=== Begin Enclosure ===
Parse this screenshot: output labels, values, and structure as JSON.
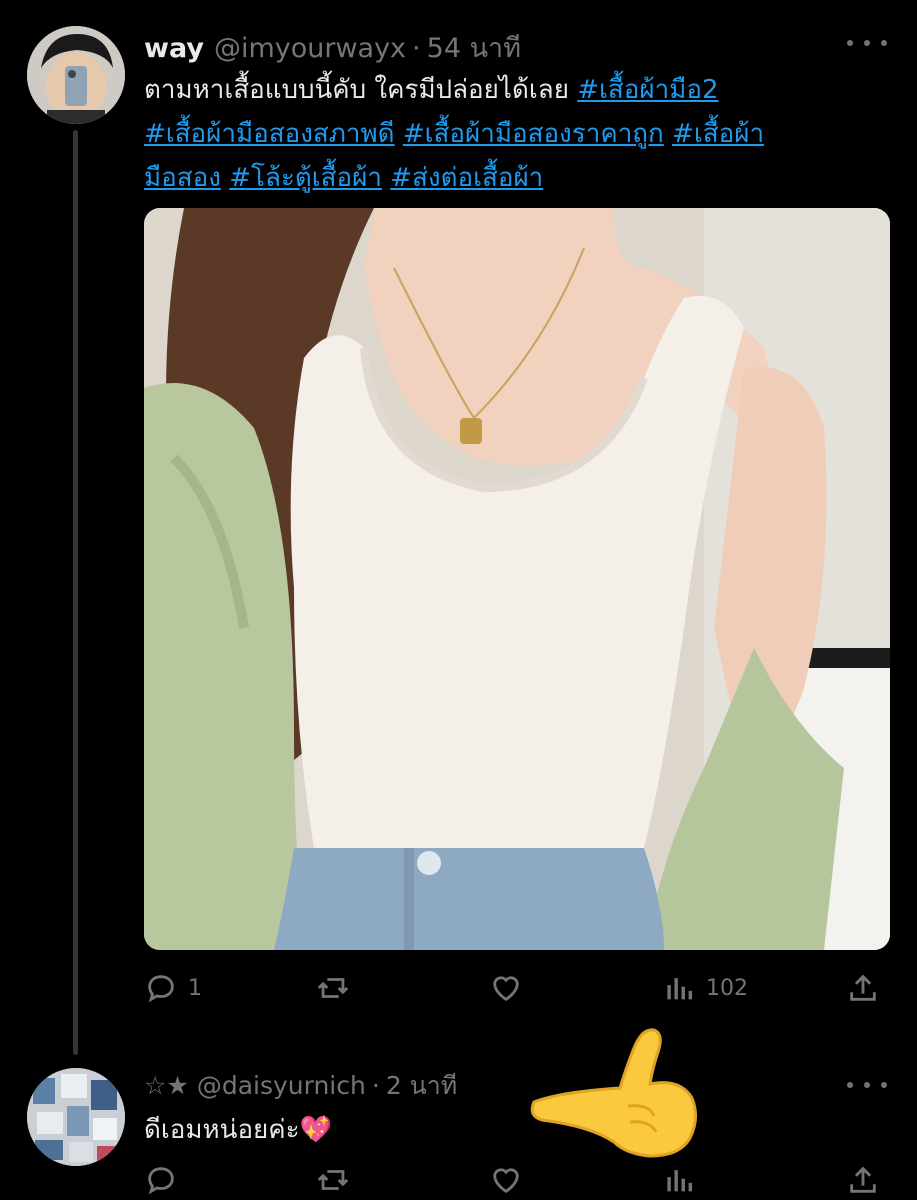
{
  "post": {
    "display_name": "way",
    "handle": "@imyourwayx",
    "time": "54 นาที",
    "text": "ตามหาเสื้อแบบนี้คับ ใครมีปล่อยได้เลย",
    "hashtags": [
      "#เสื้อผ้ามือ2",
      "#เสื้อผ้ามือสองสภาพดี",
      "#เสื้อผ้ามือสองราคาถูก",
      "#เสื้อผ้ามือสอง",
      "#โล้ะตู้เสื้อผ้า",
      "#ส่งต่อเสื้อผ้า"
    ],
    "hashtag_line_parts": {
      "line1_tag": "#เสื้อผ้ามือ2",
      "line2_tag1": "#เสื้อผ้ามือสองสภาพดี",
      "line2_tag2": "#เสื้อผ้ามือสองราคาถูก",
      "line2_tag3_start": "#เสื้อผ้า",
      "line3_tag3_end": "มือสอง",
      "line3_tag4": "#โล้ะตู้เสื้อผ้า",
      "line3_tag5": "#ส่งต่อเสื้อผ้า"
    },
    "reply_count": "1",
    "view_count": "102"
  },
  "reply": {
    "display_name": "☆★",
    "handle": "@daisyurnich",
    "time": "2 นาที",
    "text": "ดีเอมหน่อยค่ะ💖"
  },
  "icons": {
    "reply": "reply-icon",
    "retweet": "retweet-icon",
    "like": "heart-icon",
    "views": "views-icon",
    "share": "share-icon",
    "more": "more-icon"
  },
  "colors": {
    "background": "#000000",
    "text": "#e7e9ea",
    "muted": "#71767b",
    "link": "#1d9bf0"
  }
}
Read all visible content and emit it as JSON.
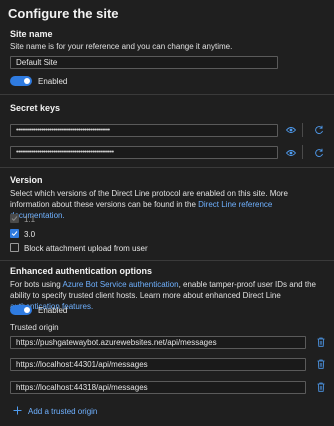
{
  "title": "Configure the site",
  "site_name": {
    "heading": "Site name",
    "description": "Site name is for your reference and you can change it anytime.",
    "value": "Default Site",
    "toggle_label": "Enabled"
  },
  "secret_keys": {
    "heading": "Secret keys",
    "key1": "••••••••••••••••••••••••••••••••••••••••••••••••",
    "key2": "••••••••••••••••••••••••••••••••••••••••••••••••••"
  },
  "version": {
    "heading": "Version",
    "desc_part1": "Select which versions of the Direct Line protocol are enabled on this site. More information about these versions can be found in the ",
    "desc_link": "Direct Line reference documentation.",
    "options": [
      {
        "label": "1.1",
        "checked": true,
        "disabled": true
      },
      {
        "label": "3.0",
        "checked": true,
        "disabled": false
      },
      {
        "label": "Block attachment upload from user",
        "checked": false,
        "disabled": false
      }
    ]
  },
  "enhanced_auth": {
    "heading": "Enhanced authentication options",
    "desc_part1": "For bots using ",
    "desc_link1": "Azure Bot Service authentication",
    "desc_part2": ", enable tamper-proof user IDs and the ability to specify trusted client hosts. Learn more about enhanced Direct Line ",
    "desc_link2": "authentication features.",
    "toggle_label": "Enabled",
    "trusted_origin_label": "Trusted origin",
    "origins": [
      "https://pushgatewaybot.azurewebsites.net/api/messages",
      "https://localhost:44301/api/messages",
      "https://localhost:44318/api/messages"
    ],
    "add_origin_label": "Add a trusted origin"
  },
  "colors": {
    "accent": "#2f7be0",
    "link": "#6fb1ff",
    "background": "#1f1f1f"
  }
}
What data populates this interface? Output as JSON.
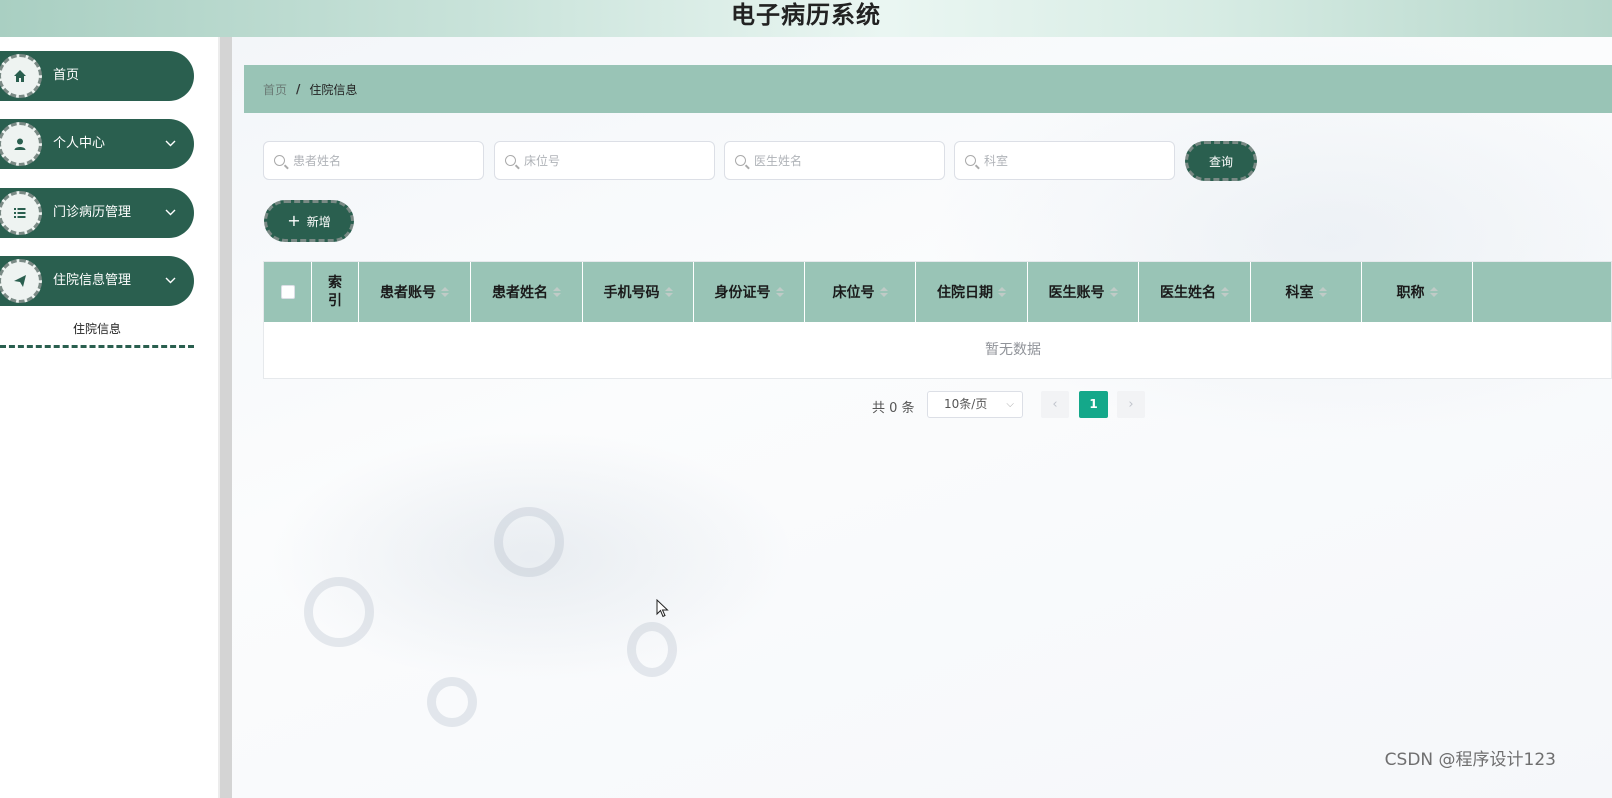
{
  "header": {
    "title": "电子病历系统"
  },
  "sidebar": {
    "items": [
      {
        "label": "首页",
        "icon": "home-icon",
        "has_arrow": false
      },
      {
        "label": "个人中心",
        "icon": "user-icon",
        "has_arrow": true
      },
      {
        "label": "门诊病历管理",
        "icon": "list-icon",
        "has_arrow": true
      },
      {
        "label": "住院信息管理",
        "icon": "send-icon",
        "has_arrow": true
      }
    ],
    "submenu": {
      "label": "住院信息"
    }
  },
  "breadcrumb": {
    "home": "首页",
    "separator": "/",
    "current": "住院信息"
  },
  "search": {
    "fields": [
      {
        "placeholder": "患者姓名"
      },
      {
        "placeholder": "床位号"
      },
      {
        "placeholder": "医生姓名"
      },
      {
        "placeholder": "科室"
      }
    ],
    "query_label": "查询"
  },
  "actions": {
    "add_label": "新增"
  },
  "table": {
    "columns": [
      "索引",
      "患者账号",
      "患者姓名",
      "手机号码",
      "身份证号",
      "床位号",
      "住院日期",
      "医生账号",
      "医生姓名",
      "科室",
      "职称"
    ],
    "empty_text": "暂无数据"
  },
  "pagination": {
    "total_text": "共 0 条",
    "page_size": "10条/页",
    "current_page": "1",
    "prev": "‹",
    "next": "›"
  },
  "watermark": "CSDN @程序设计123",
  "colors": {
    "primary": "#2a5f4f",
    "header_bg": "#99c4b6",
    "active_page": "#14a88a"
  }
}
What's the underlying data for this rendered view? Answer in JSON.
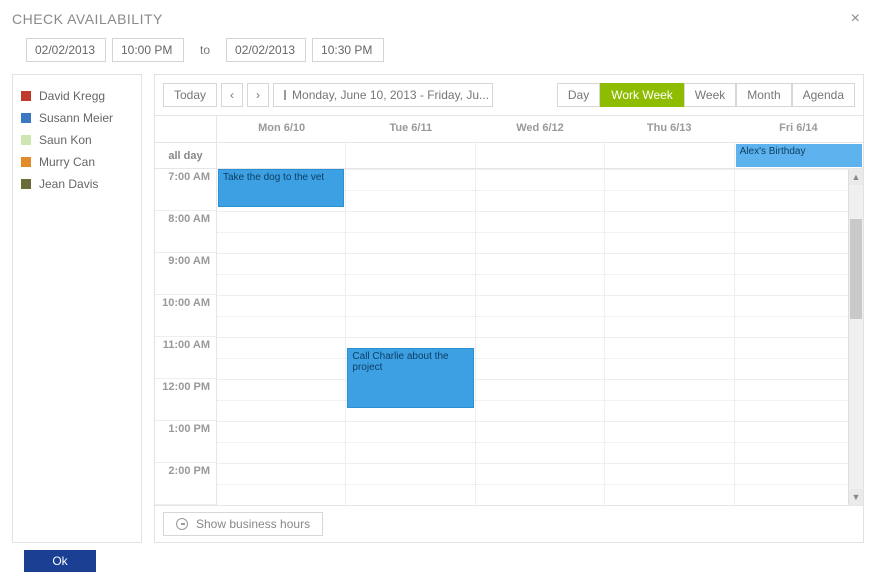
{
  "title": "CHECK AVAILABILITY",
  "close": "×",
  "range": {
    "fromDate": "02/02/2013",
    "fromTime": "10:00 PM",
    "to": "to",
    "toDate": "02/02/2013",
    "toTime": "10:30 PM"
  },
  "people": [
    {
      "name": "David Kregg",
      "color": "#c0392b"
    },
    {
      "name": "Susann Meier",
      "color": "#3b78c3"
    },
    {
      "name": "Saun Kon",
      "color": "#cde6b2"
    },
    {
      "name": "Murry Can",
      "color": "#e38b2b"
    },
    {
      "name": "Jean Davis",
      "color": "#6b6b3a"
    }
  ],
  "toolbar": {
    "today": "Today",
    "prev": "‹",
    "next": "›",
    "rangeText": "Monday, June 10, 2013 - Friday, Ju..."
  },
  "views": {
    "day": "Day",
    "workweek": "Work Week",
    "week": "Week",
    "month": "Month",
    "agenda": "Agenda",
    "active": "workweek"
  },
  "days": [
    {
      "label": "Mon 6/10"
    },
    {
      "label": "Tue 6/11"
    },
    {
      "label": "Wed 6/12"
    },
    {
      "label": "Thu 6/13"
    },
    {
      "label": "Fri 6/14"
    }
  ],
  "allday_label": "all day",
  "allday_events": [
    {
      "day": 4,
      "title": "Alex's Birthday"
    }
  ],
  "hours": [
    "7:00 AM",
    "8:00 AM",
    "9:00 AM",
    "10:00 AM",
    "11:00 AM",
    "12:00 PM",
    "1:00 PM",
    "2:00 PM"
  ],
  "events": [
    {
      "day": 0,
      "startSlot": 0,
      "height": 38,
      "title": "Take the dog to the vet"
    },
    {
      "day": 1,
      "startSlot": 4.25,
      "height": 60,
      "title": "Call Charlie about the project"
    }
  ],
  "footer": {
    "businessHours": "Show business hours"
  },
  "ok": "Ok"
}
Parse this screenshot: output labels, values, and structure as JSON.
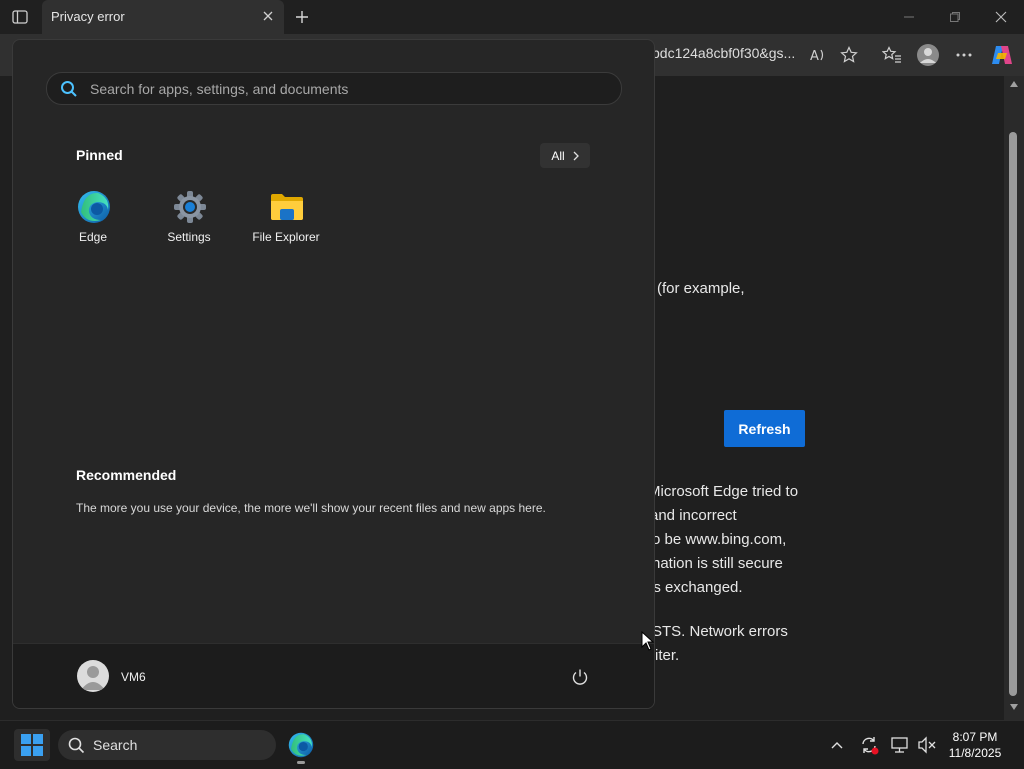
{
  "browser": {
    "tab_title": "Privacy error",
    "url_fragment": "bdc124a8cbf0f30&gs...",
    "page": {
      "line1": "(for example,",
      "refresh_label": "Refresh",
      "para_lines": [
        "Microsoft Edge tried to",
        "and incorrect",
        "o be www.bing.com,",
        "nation is still secure",
        "is exchanged."
      ],
      "hsts_lines": [
        "STS. Network errors",
        "iter."
      ]
    }
  },
  "start_menu": {
    "search_placeholder": "Search for apps, settings, and documents",
    "pinned_heading": "Pinned",
    "all_label": "All",
    "pinned_apps": [
      {
        "label": "Edge",
        "icon": "edge-icon"
      },
      {
        "label": "Settings",
        "icon": "settings-gear-icon"
      },
      {
        "label": "File Explorer",
        "icon": "folder-icon"
      }
    ],
    "recommended_heading": "Recommended",
    "recommended_text": "The more you use your device, the more we'll show your recent files and new apps here.",
    "user_name": "VM6"
  },
  "taskbar": {
    "search_label": "Search",
    "time": "8:07 PM",
    "date": "11/8/2025"
  },
  "colors": {
    "accent": "#0f6cd6",
    "menu_bg": "#262626",
    "taskbar_bg": "#1c1c1c"
  }
}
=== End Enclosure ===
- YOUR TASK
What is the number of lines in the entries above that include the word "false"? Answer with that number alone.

- COMPLETED EXERCISE
4